A turning point in his negotiations with pro-trade Democrats came when McConnell offered to add to the mix legislation that would help U.S. companies petition the Commerce Department and International Trade Commission to respond to infractions of trade rules.

The Leveling the Playing Field Act, sponsored by Sens.
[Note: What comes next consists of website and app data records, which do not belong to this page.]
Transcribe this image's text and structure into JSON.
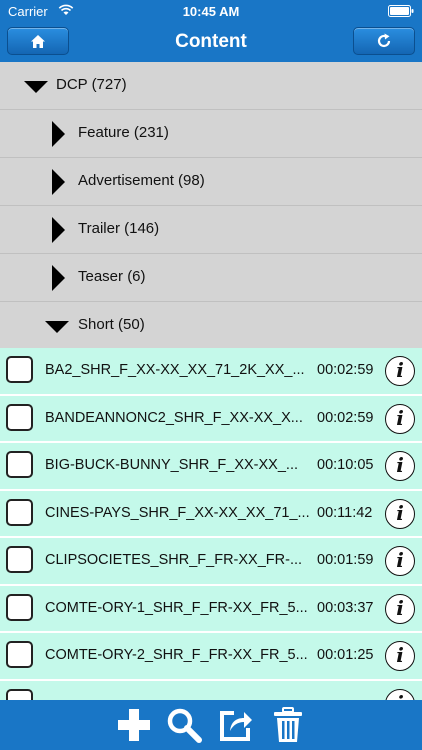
{
  "status_bar": {
    "carrier": "Carrier",
    "time": "10:45 AM"
  },
  "nav": {
    "title": "Content",
    "left_icon": "home-icon",
    "right_icon": "refresh-icon"
  },
  "tree": [
    {
      "label": "DCP (727)",
      "expanded": true,
      "level": 0
    },
    {
      "label": "Feature (231)",
      "expanded": false,
      "level": 1
    },
    {
      "label": "Advertisement (98)",
      "expanded": false,
      "level": 1
    },
    {
      "label": "Trailer (146)",
      "expanded": false,
      "level": 1
    },
    {
      "label": "Teaser (6)",
      "expanded": false,
      "level": 1
    },
    {
      "label": "Short (50)",
      "expanded": true,
      "level": 1
    }
  ],
  "items": [
    {
      "name": "BA2_SHR_F_XX-XX_XX_71_2K_XX_...",
      "duration": "00:02:59"
    },
    {
      "name": "BANDEANNONC2_SHR_F_XX-XX_X...",
      "duration": "00:02:59"
    },
    {
      "name": "BIG-BUCK-BUNNY_SHR_F_XX-XX_...",
      "duration": "00:10:05"
    },
    {
      "name": "CINES-PAYS_SHR_F_XX-XX_XX_71_...",
      "duration": "00:11:42"
    },
    {
      "name": "CLIPSOCIETES_SHR_F_FR-XX_FR-...",
      "duration": "00:01:59"
    },
    {
      "name": "COMTE-ORY-1_SHR_F_FR-XX_FR_5...",
      "duration": "00:03:37"
    },
    {
      "name": "COMTE-ORY-2_SHR_F_FR-XX_FR_5...",
      "duration": "00:01:25"
    },
    {
      "name": "",
      "duration": ""
    }
  ],
  "toolbar": {
    "icons": [
      "add-icon",
      "search-icon",
      "share-icon",
      "trash-icon"
    ]
  },
  "colors": {
    "bar": "#1976c6",
    "tree_bg": "#d4d4d4",
    "item_bg": "#c4f9ea"
  }
}
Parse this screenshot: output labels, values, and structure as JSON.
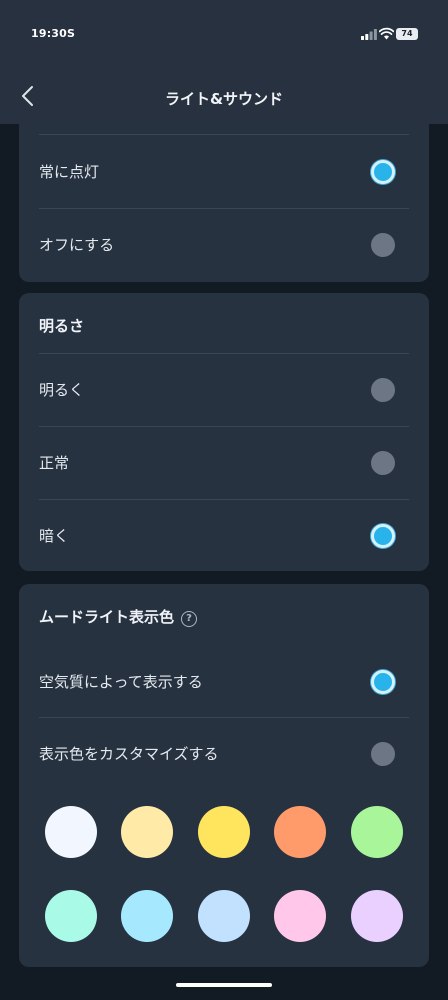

Sherrod BrownSherrod BrownFive things to know about Trump's steel order Trump administration investigating effect of steel imports on US Mexico: Recent deportations 'a violation' of US immigration rules MORE (D-Ohio) and Rob PortmanRob PortmanFive things to know about Trump's steel order Mexico: Recent deportations 'a violation' of US immigration rules EPA union asks Pruitt for meeting over talk of closing office MORE (R-Ohio), a close ally of McConnell’s, is attached to the package of trade preferences and worker assistance.

“We urged Republican leaders to include Sen. Brown’s trade enforcement bill as a sign of good faith that Republican leaders will do what is necessary to ensure the entire trade package gets done,” Wyden said in his statement, describing his “round-the-clock discussions” with McConnell.

Heritage Action for America urged Republican senators to vote against fast-track Tuesday.

The conservative advocacy group argued that passing fast-track would pave the way for later passage of what it called the “ineffective” TAA program, which is paid for with tax penalties.

“The new pay for — included in H.R. 1295 which the Senate will also consider this week — increases revenue by raising certain tax penalties.  New spending should not be offset by new revenues,” the group wrote in a legislative alert Monday.

Jordan Fabian and Vicki Needham contributed to this article, which was updated to reflect Sen. Ted Cruz's (R-Texas) position on June 23 at 9 a.m.